Clearly, this is very likely to be the case in the Israeli-Palestinian situation, with regional Muslim-majority countries constituting a virtually unending source of post-victory instability and incitement. Accordingly, because any attempted remolding or “sociopolitical and educational transformation” is likely to be impeded, even upended, by external sources of incitement and agitation, the only way Israel can ensure that Gaza (or Judea-Samaria) will not be taken over by some inimical radical regime is to govern these areas by itself.
But the only way Israel can govern these territories itself, without the need to rule over a recalcitrant alien ethnic group, is to remove that ethnic group from those territories.
What could be simpler or more self-evident?
The real humanitarian solution to Gaza’s humanitarian crisis
Clearly then, persisting with the current format of humanitarian effort will only exacerbate the humanitarian crisis. Accordingly, this effort must be restructured and redirected.
Indeed, the only durable humanitarian solution that can ensure Israeli security and relieve Israel from the burden of “ruling over another people” is to generously finance the relocation/rehabilitation of the non-belligerent Gazan population to third-party countries, and allow them to build more prosperous and more secure lives outside the “circle of violence,” to which they will inevitably be subject, if they remain where they are—no matter what the level of humanitarian aid.
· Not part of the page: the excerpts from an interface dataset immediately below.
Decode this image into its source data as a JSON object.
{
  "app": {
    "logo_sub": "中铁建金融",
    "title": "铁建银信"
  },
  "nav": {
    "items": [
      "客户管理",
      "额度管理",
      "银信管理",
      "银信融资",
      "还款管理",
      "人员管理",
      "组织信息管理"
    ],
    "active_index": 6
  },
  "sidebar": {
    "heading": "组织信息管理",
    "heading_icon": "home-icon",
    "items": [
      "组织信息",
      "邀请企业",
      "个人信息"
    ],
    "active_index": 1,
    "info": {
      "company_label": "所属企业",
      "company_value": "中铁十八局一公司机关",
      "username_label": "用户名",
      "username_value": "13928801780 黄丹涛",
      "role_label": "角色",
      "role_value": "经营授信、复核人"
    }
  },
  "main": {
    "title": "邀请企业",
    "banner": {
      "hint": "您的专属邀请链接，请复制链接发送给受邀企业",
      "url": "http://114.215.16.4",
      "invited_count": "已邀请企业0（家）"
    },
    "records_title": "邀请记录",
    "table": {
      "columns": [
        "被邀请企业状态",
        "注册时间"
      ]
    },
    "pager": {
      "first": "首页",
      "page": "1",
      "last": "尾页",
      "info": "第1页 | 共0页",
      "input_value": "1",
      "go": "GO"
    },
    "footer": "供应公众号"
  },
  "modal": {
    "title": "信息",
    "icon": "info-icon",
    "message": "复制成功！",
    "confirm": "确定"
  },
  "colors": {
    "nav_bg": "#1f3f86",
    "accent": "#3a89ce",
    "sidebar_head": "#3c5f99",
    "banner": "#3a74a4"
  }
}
All we need now is leadership with sufficient political will, intellectual daring and ideological commitment to undertake what must be undertaken.
Why would that be a problem?